A crutch may be helpful if you have a broken leg, foot, or ankle, but crutch words can take away from an otherwise clean manuscript. What is a crutch word???
Like those pesky unnecessary adverbs, crutch words are often used to create emphasis. Some examples are just, very, and that. I tend to throw and, but, and so in the mix as well, because many times they're used unnecessarily.
1) Jane was very tired after her long trek through the forest. (very)
2) Jane was exhausted after her long trek through the forest. (stronger verb)
3) If she could just find her way back to the path. (just)
4) If she could find her way back to the path, she'd never try to escape again. (gives clarity to her actions)
5) Callum set his jaw, too outraged to speak. And his teeth ached from the action. (And)
6) Callum set his jaw, too outraged to speak. His teeth ached from the action. (eliminates the use of an unnecessary word and tightens the writing)
7) He heaved the pouch of Jane's dried peas that he'd gathered into the woods. (that)
8) He heaved the pouch of Jane's dried peas he'd gathered into the woods. (tightens the writing)
9) His voice was so loud that the farmers outside the castle wall could probably hear him. (so, that)
10) His voice boomed loud enough for the farmers outside the castle wall to hear him. (tightens the writing)

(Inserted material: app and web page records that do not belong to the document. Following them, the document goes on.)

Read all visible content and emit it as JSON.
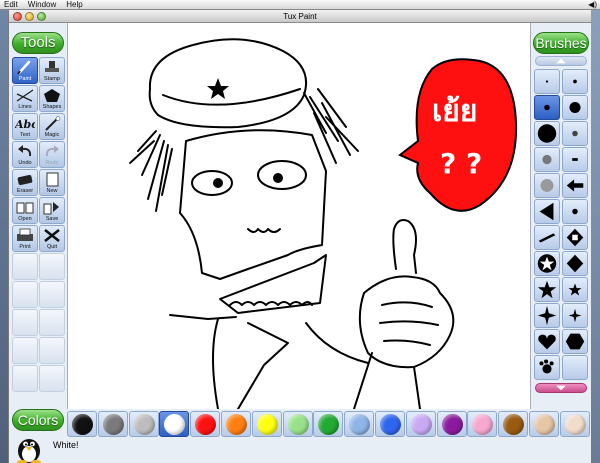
{
  "menubar": {
    "items": [
      "Edit",
      "Window",
      "Help"
    ]
  },
  "window": {
    "title": "Tux Paint"
  },
  "tools": {
    "title": "Tools",
    "items": [
      {
        "label": "Paint",
        "icon": "paintbrush-icon",
        "selected": true
      },
      {
        "label": "Stamp",
        "icon": "stamp-icon"
      },
      {
        "label": "Lines",
        "icon": "lines-icon"
      },
      {
        "label": "Shapes",
        "icon": "shapes-icon"
      },
      {
        "label": "Text",
        "icon": "text-icon"
      },
      {
        "label": "Magic",
        "icon": "magic-wand-icon"
      },
      {
        "label": "Undo",
        "icon": "undo-icon"
      },
      {
        "label": "Redo",
        "icon": "redo-icon",
        "disabled": true
      },
      {
        "label": "Eraser",
        "icon": "eraser-icon"
      },
      {
        "label": "New",
        "icon": "new-page-icon"
      },
      {
        "label": "Open",
        "icon": "open-icon"
      },
      {
        "label": "Save",
        "icon": "save-icon"
      },
      {
        "label": "Print",
        "icon": "printer-icon"
      },
      {
        "label": "Quit",
        "icon": "quit-icon"
      }
    ]
  },
  "brushes": {
    "title": "Brushes",
    "selected_index": 2
  },
  "colors": {
    "title": "Colors",
    "swatches": [
      "#111111",
      "#7a7a7a",
      "#bdbdbd",
      "#ffffff",
      "#ff1111",
      "#ff7f11",
      "#ffff11",
      "#99e28a",
      "#22aa33",
      "#8fb4e8",
      "#2f66f0",
      "#c9a9f4",
      "#8b1a9e",
      "#f7a8d0",
      "#9a5a12",
      "#e6c6a6",
      "#f2dccc"
    ],
    "selected_index": 3
  },
  "status": {
    "message": "White!"
  },
  "canvas": {
    "bubble_text": "เย้ย",
    "bubble_marks": "? ?"
  }
}
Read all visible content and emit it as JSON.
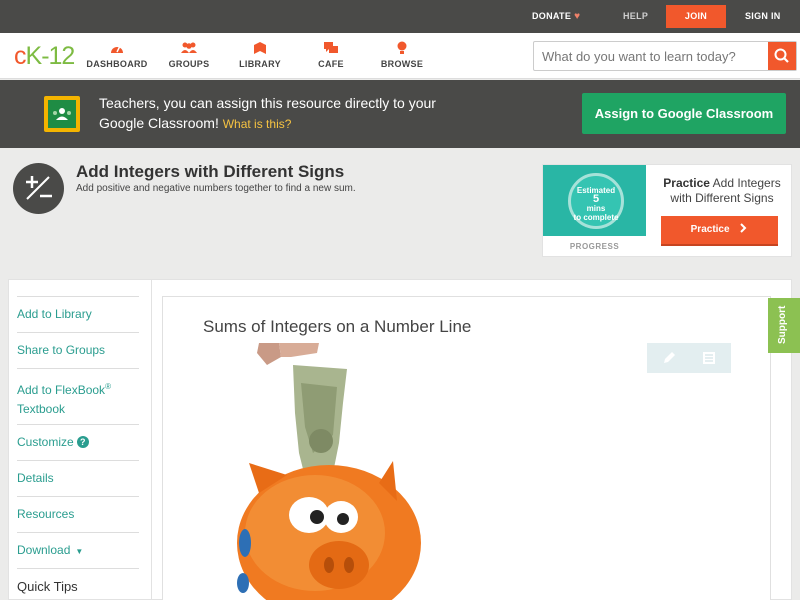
{
  "topbar": {
    "donate": "DONATE",
    "help": "HELP",
    "join": "JOIN",
    "signin": "SIGN IN"
  },
  "nav": {
    "logo_c": "c",
    "logo_k": "K",
    "logo_dash": "-",
    "logo_num": "12",
    "items": [
      {
        "label": "DASHBOARD",
        "icon": "dashboard-icon"
      },
      {
        "label": "GROUPS",
        "icon": "groups-icon"
      },
      {
        "label": "LIBRARY",
        "icon": "library-icon"
      },
      {
        "label": "CAFE",
        "icon": "cafe-icon"
      },
      {
        "label": "BROWSE",
        "icon": "browse-icon"
      }
    ],
    "search_placeholder": "What do you want to learn today?"
  },
  "classroom": {
    "text": "Teachers, you can assign this resource directly to your Google Classroom!",
    "what_is": "What is this?",
    "button": "Assign to Google Classroom"
  },
  "header": {
    "title": "Add Integers with Different Signs",
    "subtitle": "Add positive and negative numbers together to find a new sum."
  },
  "practice_card": {
    "estimated": "Estimated",
    "minutes": "5",
    "mins_label": "mins",
    "to_complete": "to complete",
    "progress": "PROGRESS",
    "title_bold": "Practice",
    "title_rest": "Add Integers with Different Signs",
    "button": "Practice"
  },
  "sidebar": {
    "add_library": "Add to Library",
    "share_groups": "Share to Groups",
    "add_flexbook": "Add to FlexBook",
    "reg": "®",
    "textbook": "Textbook",
    "customize": "Customize",
    "details": "Details",
    "resources": "Resources",
    "download": "Download",
    "quick_tips": "Quick Tips"
  },
  "article": {
    "title": "Sums of Integers on a Number Line"
  },
  "support": "Support",
  "colors": {
    "accent": "#f1582c",
    "brand_green": "#7dbb42",
    "classroom_green": "#1fa463",
    "teal": "#2a9d8f",
    "dark_bar": "#4a4a48"
  }
}
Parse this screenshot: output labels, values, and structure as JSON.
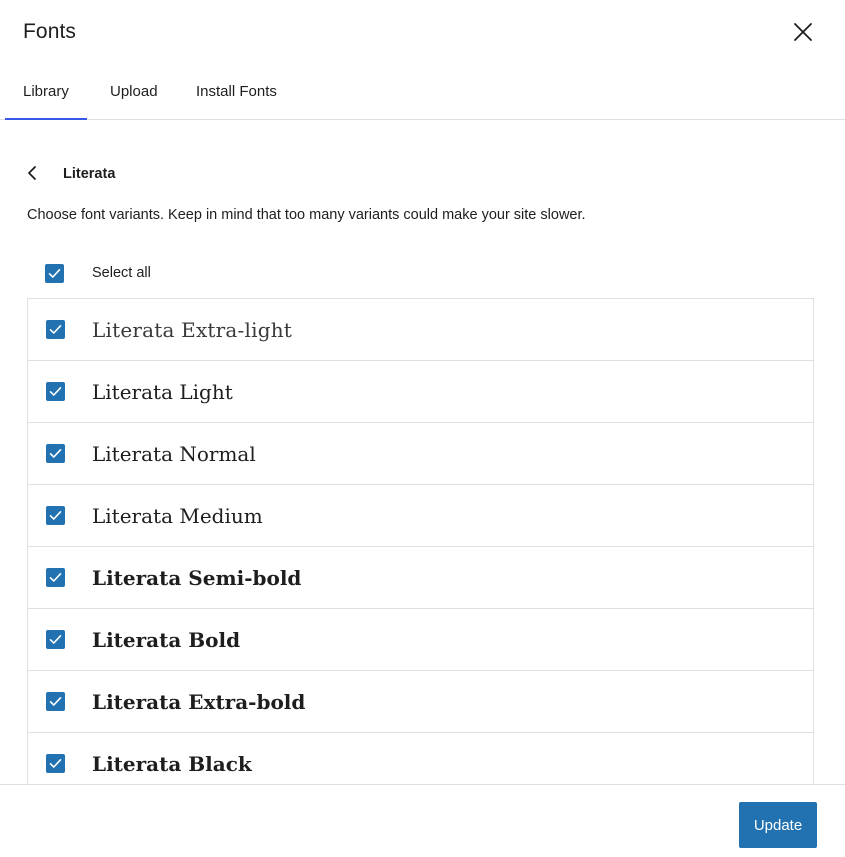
{
  "modal": {
    "title": "Fonts"
  },
  "tabs": [
    {
      "label": "Library",
      "active": true
    },
    {
      "label": "Upload",
      "active": false
    },
    {
      "label": "Install Fonts",
      "active": false
    }
  ],
  "library": {
    "family_name": "Literata",
    "description": "Choose font variants. Keep in mind that too many variants could make your site slower.",
    "select_all_label": "Select all",
    "select_all_checked": true,
    "variants": [
      {
        "label": "Literata Extra-light",
        "checked": true
      },
      {
        "label": "Literata Light",
        "checked": true
      },
      {
        "label": "Literata Normal",
        "checked": true
      },
      {
        "label": "Literata Medium",
        "checked": true
      },
      {
        "label": "Literata Semi-bold",
        "checked": true
      },
      {
        "label": "Literata Bold",
        "checked": true
      },
      {
        "label": "Literata Extra-bold",
        "checked": true
      },
      {
        "label": "Literata Black",
        "checked": true
      }
    ]
  },
  "footer": {
    "update_label": "Update"
  },
  "colors": {
    "accent": "#2271b1",
    "tab_indicator": "#3858e9",
    "border": "#e0e0e0",
    "text": "#1e1e1e"
  },
  "icons": {
    "close": "close-icon",
    "back": "chevron-left-icon",
    "check": "checkmark-icon"
  }
}
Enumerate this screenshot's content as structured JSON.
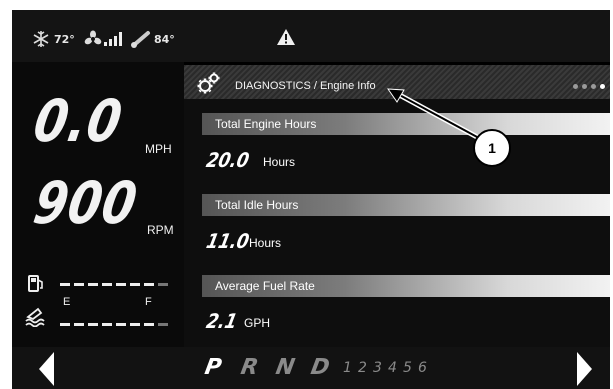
{
  "status": {
    "temp_left": "72°",
    "temp_right": "84°",
    "icons": [
      "snowflake-icon",
      "fan-icon",
      "signal-bars-icon",
      "thermometer-icon",
      "warning-icon"
    ]
  },
  "speed": {
    "value": "0.0",
    "unit": "MPH"
  },
  "rpm": {
    "value": "900",
    "unit": "RPM"
  },
  "fuel": {
    "empty_label": "E",
    "full_label": "F",
    "icons": [
      "fuel-pump-icon",
      "engine-coolant-icon"
    ]
  },
  "header": {
    "title": "DIAGNOSTICS / Engine Info",
    "page_dots": 4,
    "active_dot": 4
  },
  "metrics": [
    {
      "label": "Total Engine Hours",
      "value": "20.0",
      "unit": "Hours"
    },
    {
      "label": "Total Idle Hours",
      "value": "11.0",
      "unit": "Hours"
    },
    {
      "label": "Average Fuel Rate",
      "value": "2.1",
      "unit": "GPH"
    }
  ],
  "gears": {
    "letters": [
      "P",
      "R",
      "N",
      "D"
    ],
    "numbers": [
      "1",
      "2",
      "3",
      "4",
      "5",
      "6"
    ],
    "selected": "P"
  },
  "callout": {
    "number": "1"
  },
  "colors": {
    "background": "#000000",
    "text": "#ffffff",
    "bar_light": "#f2f2f2",
    "bar_dark": "#555555",
    "inactive_gear": "#8a8a8a"
  }
}
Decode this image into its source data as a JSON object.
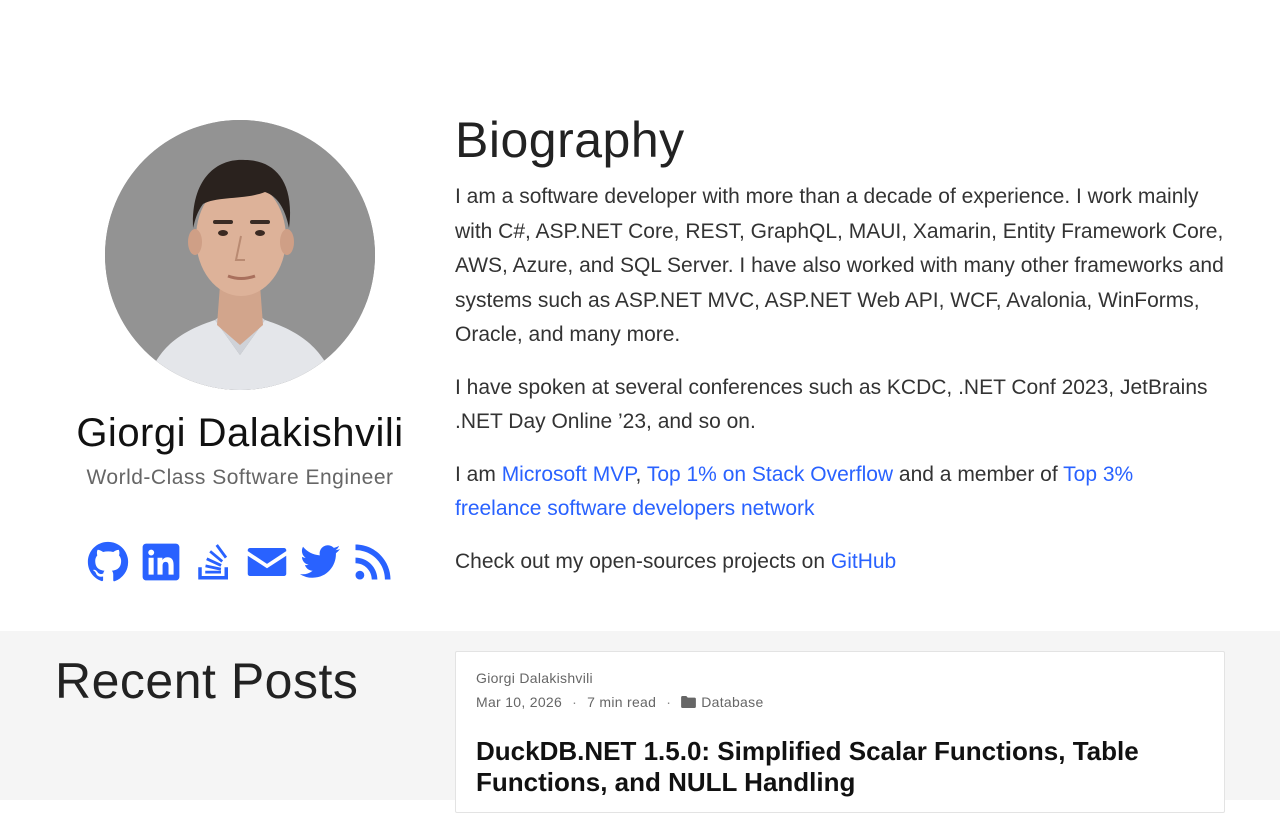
{
  "profile": {
    "name": "Giorgi Dalakishvili",
    "role": "World-Class Software Engineer",
    "social_icons": [
      "github-icon",
      "linkedin-icon",
      "stackexchange-icon",
      "envelope-icon",
      "twitter-icon",
      "rss-icon"
    ]
  },
  "bio": {
    "heading": "Biography",
    "paragraph1": "I am a software developer with more than a decade of experience. I work mainly with C#, ASP.NET Core, REST, GraphQL, MAUI, Xamarin, Entity Framework Core, AWS, Azure, and SQL Server. I have also worked with many other frameworks and systems such as ASP.NET MVC, ASP.NET Web API, WCF, Avalonia, WinForms, Oracle, and many more.",
    "paragraph2": "I have spoken at several conferences such as KCDC, .NET Conf 2023, JetBrains .NET Day Online ’23, and so on.",
    "p3_prefix": "I am ",
    "p3_link1": "Microsoft MVP",
    "p3_sep": ", ",
    "p3_link2": "Top 1% on Stack Overflow",
    "p3_mid": " and a member of ",
    "p3_link3": "Top 3% freelance software developers network",
    "p4_prefix": "Check out my open-sources projects on ",
    "p4_link": "GitHub"
  },
  "posts": {
    "title": "Recent Posts",
    "items": [
      {
        "author": "Giorgi Dalakishvili",
        "date": "Mar 10, 2026",
        "read_time": "7 min read",
        "category": "Database",
        "title": "DuckDB.NET 1.5.0: Simplified Scalar Functions, Table Functions, and NULL Handling"
      }
    ]
  },
  "colors": {
    "link": "#2962ff",
    "posts_bg": "#f5f5f5"
  }
}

By tightening the writing, many of these unnecessary words are eliminated. A good critique partner should also notice the crutch words, because they tend to interrupt flow and raise questions about a sentence's meaning. The more you write, the more readily you'll recognize your crutch words and tighten as you write!
Next week, I'll be posting about Internal Dialogue!
Back to work on Red Hot Pepper for me!
Romance...With A Kick!